◆ Task to carry out
Line by line, copy the data below exactly.

◆ Given data
%%

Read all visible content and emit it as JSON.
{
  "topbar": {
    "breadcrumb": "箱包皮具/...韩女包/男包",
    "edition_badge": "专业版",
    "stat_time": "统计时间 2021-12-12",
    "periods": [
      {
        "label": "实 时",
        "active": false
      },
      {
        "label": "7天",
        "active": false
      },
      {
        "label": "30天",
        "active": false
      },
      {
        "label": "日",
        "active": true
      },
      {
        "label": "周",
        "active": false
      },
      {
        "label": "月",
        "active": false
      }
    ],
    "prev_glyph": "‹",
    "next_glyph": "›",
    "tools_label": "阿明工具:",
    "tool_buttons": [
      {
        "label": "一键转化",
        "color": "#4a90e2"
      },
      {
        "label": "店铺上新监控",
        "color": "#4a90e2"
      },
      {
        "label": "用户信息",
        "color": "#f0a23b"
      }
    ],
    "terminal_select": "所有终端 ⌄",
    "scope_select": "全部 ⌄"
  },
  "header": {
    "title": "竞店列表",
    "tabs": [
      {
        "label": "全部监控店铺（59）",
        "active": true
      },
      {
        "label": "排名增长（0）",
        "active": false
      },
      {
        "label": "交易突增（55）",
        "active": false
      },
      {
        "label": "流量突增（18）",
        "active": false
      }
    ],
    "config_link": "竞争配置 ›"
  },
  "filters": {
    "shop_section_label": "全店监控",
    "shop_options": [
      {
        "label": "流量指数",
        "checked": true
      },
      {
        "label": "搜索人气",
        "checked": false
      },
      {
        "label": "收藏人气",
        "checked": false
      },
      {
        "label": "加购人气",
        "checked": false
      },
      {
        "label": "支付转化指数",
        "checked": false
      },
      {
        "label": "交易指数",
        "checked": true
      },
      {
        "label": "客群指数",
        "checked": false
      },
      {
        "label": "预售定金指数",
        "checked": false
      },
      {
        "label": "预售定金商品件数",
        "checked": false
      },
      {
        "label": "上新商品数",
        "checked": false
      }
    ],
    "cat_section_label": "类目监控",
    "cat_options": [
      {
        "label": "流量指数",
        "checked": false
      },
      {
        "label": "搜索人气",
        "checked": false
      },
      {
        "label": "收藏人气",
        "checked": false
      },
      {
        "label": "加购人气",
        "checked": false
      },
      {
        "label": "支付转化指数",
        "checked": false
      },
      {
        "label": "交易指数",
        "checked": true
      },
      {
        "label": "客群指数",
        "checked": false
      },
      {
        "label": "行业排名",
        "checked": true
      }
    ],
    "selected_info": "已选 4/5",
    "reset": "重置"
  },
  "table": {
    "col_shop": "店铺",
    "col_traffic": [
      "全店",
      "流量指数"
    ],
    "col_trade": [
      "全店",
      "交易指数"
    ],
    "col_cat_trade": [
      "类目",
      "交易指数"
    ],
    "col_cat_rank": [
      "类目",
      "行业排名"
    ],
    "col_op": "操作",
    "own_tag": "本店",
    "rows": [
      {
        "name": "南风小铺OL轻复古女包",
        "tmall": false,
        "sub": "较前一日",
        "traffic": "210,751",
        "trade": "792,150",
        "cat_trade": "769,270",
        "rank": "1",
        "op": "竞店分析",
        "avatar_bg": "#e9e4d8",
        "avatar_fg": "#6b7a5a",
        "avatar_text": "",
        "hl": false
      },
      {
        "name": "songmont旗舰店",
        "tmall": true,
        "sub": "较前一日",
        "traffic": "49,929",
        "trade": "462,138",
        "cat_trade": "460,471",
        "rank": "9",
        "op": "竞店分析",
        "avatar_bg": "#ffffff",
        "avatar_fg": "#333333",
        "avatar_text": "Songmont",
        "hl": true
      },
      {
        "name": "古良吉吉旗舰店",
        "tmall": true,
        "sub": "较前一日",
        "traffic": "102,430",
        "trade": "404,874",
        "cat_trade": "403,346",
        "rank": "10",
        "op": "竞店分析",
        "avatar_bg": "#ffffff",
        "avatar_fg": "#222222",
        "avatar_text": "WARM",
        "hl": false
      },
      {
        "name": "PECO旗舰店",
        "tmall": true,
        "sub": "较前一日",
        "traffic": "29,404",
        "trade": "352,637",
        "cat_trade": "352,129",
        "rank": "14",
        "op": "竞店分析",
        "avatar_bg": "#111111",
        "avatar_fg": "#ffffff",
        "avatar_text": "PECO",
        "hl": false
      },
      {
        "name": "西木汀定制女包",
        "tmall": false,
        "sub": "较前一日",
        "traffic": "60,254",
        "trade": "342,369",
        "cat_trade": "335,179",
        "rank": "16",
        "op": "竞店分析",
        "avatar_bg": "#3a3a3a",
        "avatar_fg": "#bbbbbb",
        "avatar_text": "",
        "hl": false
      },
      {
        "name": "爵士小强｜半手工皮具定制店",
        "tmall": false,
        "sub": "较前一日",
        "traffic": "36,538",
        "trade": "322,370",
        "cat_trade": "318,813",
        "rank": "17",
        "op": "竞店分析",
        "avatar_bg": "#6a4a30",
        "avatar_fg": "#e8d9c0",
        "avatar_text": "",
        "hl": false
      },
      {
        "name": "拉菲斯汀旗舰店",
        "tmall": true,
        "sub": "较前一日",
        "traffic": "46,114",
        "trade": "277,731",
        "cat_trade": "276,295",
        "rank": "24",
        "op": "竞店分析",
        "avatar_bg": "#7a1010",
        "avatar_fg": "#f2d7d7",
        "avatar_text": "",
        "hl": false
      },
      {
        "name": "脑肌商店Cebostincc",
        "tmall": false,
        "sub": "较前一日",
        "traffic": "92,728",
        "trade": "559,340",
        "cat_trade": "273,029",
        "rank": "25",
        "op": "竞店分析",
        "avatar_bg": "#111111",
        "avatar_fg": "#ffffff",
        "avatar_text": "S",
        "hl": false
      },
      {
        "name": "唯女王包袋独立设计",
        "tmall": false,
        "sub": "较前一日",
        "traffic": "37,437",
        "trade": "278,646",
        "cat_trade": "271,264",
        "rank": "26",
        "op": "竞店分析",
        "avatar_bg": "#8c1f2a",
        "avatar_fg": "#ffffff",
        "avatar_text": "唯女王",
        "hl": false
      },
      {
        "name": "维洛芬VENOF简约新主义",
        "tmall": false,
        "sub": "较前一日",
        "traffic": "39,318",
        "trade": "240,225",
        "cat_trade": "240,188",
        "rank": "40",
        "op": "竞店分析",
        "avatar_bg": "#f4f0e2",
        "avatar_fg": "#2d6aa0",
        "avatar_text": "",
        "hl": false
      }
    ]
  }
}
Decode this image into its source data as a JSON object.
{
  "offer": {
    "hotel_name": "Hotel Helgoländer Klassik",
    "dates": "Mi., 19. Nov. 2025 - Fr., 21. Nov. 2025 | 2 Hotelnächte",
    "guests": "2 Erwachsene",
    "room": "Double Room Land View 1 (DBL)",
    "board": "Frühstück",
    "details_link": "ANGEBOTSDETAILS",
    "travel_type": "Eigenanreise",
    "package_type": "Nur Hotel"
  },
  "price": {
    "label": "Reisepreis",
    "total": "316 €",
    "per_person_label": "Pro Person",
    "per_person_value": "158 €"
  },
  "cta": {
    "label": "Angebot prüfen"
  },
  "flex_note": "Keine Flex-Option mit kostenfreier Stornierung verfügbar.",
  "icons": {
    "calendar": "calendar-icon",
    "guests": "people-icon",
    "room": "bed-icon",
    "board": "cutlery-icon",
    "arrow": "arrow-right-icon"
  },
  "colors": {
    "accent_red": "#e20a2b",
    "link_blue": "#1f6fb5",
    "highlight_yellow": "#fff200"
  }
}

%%

◆ Response to the exercise
Read all visible content and emit it as JSON.
{
  "topbar": {
    "breadcrumb": "箱包皮具/...韩女包/男包",
    "edition_badge": "专业版",
    "stat_time": "统计时间 2021-12-12",
    "periods": [
      {
        "label": "实 时",
        "active": false
      },
      {
        "label": "7天",
        "active": false
      },
      {
        "label": "30天",
        "active": false
      },
      {
        "label": "日",
        "active": true
      },
      {
        "label": "周",
        "active": false
      },
      {
        "label": "月",
        "active": false
      }
    ],
    "prev_glyph": "‹",
    "next_glyph": "›",
    "tools_label": "阿明工具:",
    "tool_buttons": [
      {
        "label": "一键转化",
        "color": "#4a90e2"
      },
      {
        "label": "店铺上新监控",
        "color": "#4a90e2"
      },
      {
        "label": "用户信息",
        "color": "#f0a23b"
      }
    ],
    "terminal_select": "所有终端 ⌄",
    "scope_select": "全部 ⌄"
  },
  "header": {
    "title": "竞店列表",
    "tabs": [
      {
        "label": "全部监控店铺（59）",
        "active": true
      },
      {
        "label": "排名增长（0）",
        "active": false
      },
      {
        "label": "交易突增（55）",
        "active": false
      },
      {
        "label": "流量突增（18）",
        "active": false
      }
    ],
    "config_link": "竞争配置 ›"
  },
  "filters": {
    "shop_section_label": "全店监控",
    "shop_options": [
      {
        "label": "流量指数",
        "checked": true
      },
      {
        "label": "搜索人气",
        "checked": false
      },
      {
        "label": "收藏人气",
        "checked": false
      },
      {
        "label": "加购人气",
        "checked": false
      },
      {
        "label": "支付转化指数",
        "checked": false
      },
      {
        "label": "交易指数",
        "checked": true
      },
      {
        "label": "客群指数",
        "checked": false
      },
      {
        "label": "预售定金指数",
        "checked": false
      },
      {
        "label": "预售定金商品件数",
        "checked": false
      },
      {
        "label": "上新商品数",
        "checked": false
      }
    ],
    "cat_section_label": "类目监控",
    "cat_options": [
      {
        "label": "流量指数",
        "checked": false
      },
      {
        "label": "搜索人气",
        "checked": false
      },
      {
        "label": "收藏人气",
        "checked": false
      },
      {
        "label": "加购人气",
        "checked": false
      },
      {
        "label": "支付转化指数",
        "checked": false
      },
      {
        "label": "交易指数",
        "checked": true
      },
      {
        "label": "客群指数",
        "checked": false
      },
      {
        "label": "行业排名",
        "checked": true
      }
    ],
    "selected_info": "已选 4/5",
    "reset": "重置"
  },
  "table": {
    "col_shop": "店铺",
    "col_traffic": [
      "全店",
      "流量指数"
    ],
    "col_trade": [
      "全店",
      "交易指数"
    ],
    "col_cat_trade": [
      "类目",
      "交易指数"
    ],
    "col_cat_rank": [
      "类目",
      "行业排名"
    ],
    "col_op": "操作",
    "own_tag": "本店",
    "rows": [
      {
        "name": "南风小铺OL轻复古女包",
        "tmall": false,
        "sub": "较前一日",
        "traffic": "210,751",
        "trade": "792,150",
        "cat_trade": "769,270",
        "rank": "1",
        "op": "竞店分析",
        "avatar_bg": "#e9e4d8",
        "avatar_fg": "#6b7a5a",
        "avatar_text": "",
        "hl": false
      },
      {
        "name": "songmont旗舰店",
        "tmall": true,
        "sub": "较前一日",
        "traffic": "49,929",
        "trade": "462,138",
        "cat_trade": "460,471",
        "rank": "9",
        "op": "竞店分析",
        "avatar_bg": "#ffffff",
        "avatar_fg": "#333333",
        "avatar_text": "Songmont",
        "hl": true
      },
      {
        "name": "古良吉吉旗舰店",
        "tmall": true,
        "sub": "较前一日",
        "traffic": "102,430",
        "trade": "404,874",
        "cat_trade": "403,346",
        "rank": "10",
        "op": "竞店分析",
        "avatar_bg": "#ffffff",
        "avatar_fg": "#222222",
        "avatar_text": "WARM",
        "hl": false
      },
      {
        "name": "PECO旗舰店",
        "tmall": true,
        "sub": "较前一日",
        "traffic": "29,404",
        "trade": "352,637",
        "cat_trade": "352,129",
        "rank": "14",
        "op": "竞店分析",
        "avatar_bg": "#111111",
        "avatar_fg": "#ffffff",
        "avatar_text": "PECO",
        "hl": false
      },
      {
        "name": "西木汀定制女包",
        "tmall": false,
        "sub": "较前一日",
        "traffic": "60,254",
        "trade": "342,369",
        "cat_trade": "335,179",
        "rank": "16",
        "op": "竞店分析",
        "avatar_bg": "#3a3a3a",
        "avatar_fg": "#bbbbbb",
        "avatar_text": "",
        "hl": false
      },
      {
        "name": "爵士小强｜半手工皮具定制店",
        "tmall": false,
        "sub": "较前一日",
        "traffic": "36,538",
        "trade": "322,370",
        "cat_trade": "318,813",
        "rank": "17",
        "op": "竞店分析",
        "avatar_bg": "#6a4a30",
        "avatar_fg": "#e8d9c0",
        "avatar_text": "",
        "hl": false
      },
      {
        "name": "拉菲斯汀旗舰店",
        "tmall": true,
        "sub": "较前一日",
        "traffic": "46,114",
        "trade": "277,731",
        "cat_trade": "276,295",
        "rank": "24",
        "op": "竞店分析",
        "avatar_bg": "#7a1010",
        "avatar_fg": "#f2d7d7",
        "avatar_text": "",
        "hl": false
      },
      {
        "name": "脑肌商店Cebostincc",
        "tmall": false,
        "sub": "较前一日",
        "traffic": "92,728",
        "trade": "559,340",
        "cat_trade": "273,029",
        "rank": "25",
        "op": "竞店分析",
        "avatar_bg": "#111111",
        "avatar_fg": "#ffffff",
        "avatar_text": "S",
        "hl": false
      },
      {
        "name": "唯女王包袋独立设计",
        "tmall": false,
        "sub": "较前一日",
        "traffic": "37,437",
        "trade": "278,646",
        "cat_trade": "271,264",
        "rank": "26",
        "op": "竞店分析",
        "avatar_bg": "#8c1f2a",
        "avatar_fg": "#ffffff",
        "avatar_text": "唯女王",
        "hl": false
      },
      {
        "name": "维洛芬VENOF简约新主义",
        "tmall": false,
        "sub": "较前一日",
        "traffic": "39,318",
        "trade": "240,225",
        "cat_trade": "240,188",
        "rank": "40",
        "op": "竞店分析",
        "avatar_bg": "#f4f0e2",
        "avatar_fg": "#2d6aa0",
        "avatar_text": "",
        "hl": false
      }
    ]
  }
}
Decode this image into its source data as a JSON object.
{
  "offer": {
    "hotel_name": "Hotel Helgoländer Klassik",
    "dates": "Mi., 19. Nov. 2025 - Fr., 21. Nov. 2025 | 2 Hotelnächte",
    "guests": "2 Erwachsene",
    "room": "Double Room Land View 1 (DBL)",
    "board": "Frühstück",
    "details_link": "ANGEBOTSDETAILS",
    "travel_type": "Eigenanreise",
    "package_type": "Nur Hotel"
  },
  "price": {
    "label": "Reisepreis",
    "total": "316 €",
    "per_person_label": "Pro Person",
    "per_person_value": "158 €"
  },
  "cta": {
    "label": "Angebot prüfen"
  },
  "flex_note": "Keine Flex-Option mit kostenfreier Stornierung verfügbar.",
  "icons": {
    "calendar": "calendar-icon",
    "guests": "people-icon",
    "room": "bed-icon",
    "board": "cutlery-icon",
    "arrow": "arrow-right-icon"
  },
  "colors": {
    "accent_red": "#e20a2b",
    "link_blue": "#1f6fb5",
    "highlight_yellow": "#fff200"
  }
}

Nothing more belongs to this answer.